In recent years, this area has garnered attention for resembling the hot spring town in the Studio Ghibli film “Spirited Away.” The town was also the setting for “Oshin,” a hit television drama from the 1980s that has been broadcasted in over 70 countries.
Hagi in Yamaguchi Prefecture is an area that once flourished as a castle town. The historical townscape and samurai residences have remained intact, which makes visitors feel as if they’ve traveled back in time.
Looking ahead in Street View, it may appear as if you’ve reached a dead end. But continue further ahead to see that the street makes a right-angled turn to the left. The unique structure of this street is called kaimagari (or "twisting at right-angles"). These twists and turns were deliberately made to confuse enemies in the event of an invasion.
A village similar to the famous Shirakawa-go exists in Fukushima Prefecture. Ouchi-juku was once an important stopover spot during the Edo Period and has managed to retain its scenery thanks to early preservation efforts.
The village's residents continue to live in these buildings today. Many of the traditional structures also operate as souvenir shops, soba (buckwheat) noodle restaurants, and traditional Japanese cafes. In winter, the thick snow adds another layer of beauty to the scenery!
The final place on our list is Takachiho in Miyazaki Prefecture.
Steeped in Japanese mythology, this town in southern Japan has many sites that recount the story of the country's creation. Today, the legends mentioned in this ancient folklore can be found in the area's vast nature, including Amano Iwato Shrine and Kunimigaoka (*3).
Takachiho Gorge is one such place where you can experience marvelous landscapes. Watching the cascade at Manai Falls—one of the top 100 waterfalls in Japan—from a height of 17 meters is incredible! There are no promenades, but you can experience the beauty and thrill of nature up close by taking a rental boat.
*3: In Japanese mythology, legend states that Amaterasu Omikami, the sun goddess, hid in the cave of Amano Iwato in a fury from her rowdy brother Susanoo-no-Mikoto.

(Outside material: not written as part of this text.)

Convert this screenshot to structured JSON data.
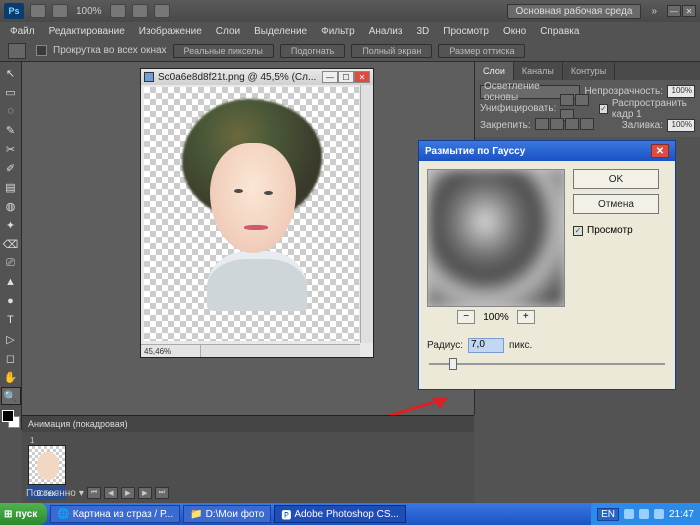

Amano Iwato Shrine is dedicated to Amaterasu and was built near the cave where the sun goddess is said to have hidden away. The legend in Kunimigaoka claims that Takeiwatatsu-no-Mikoto, the grandchild of Emperor Jinmu—the first Emperor of Japan—stood on that very hill surveying the Kyushu region.
The locations we introduced today are just a handful of the many sightseeing destinations in Japan. On your next trip here, you'll be able to stroll and breathe in the air at these very spots in person!
MATCHA provides readers with travel information they can enjoy from the comfort and safety of home through our "Ready For Japan!" series. We hope that this special feature will assist you in preparing for future trips and make your day a little more exciting. There is a lot of content where you virtually experience Japan from home, so be sure to take a look!
Main image by Pixta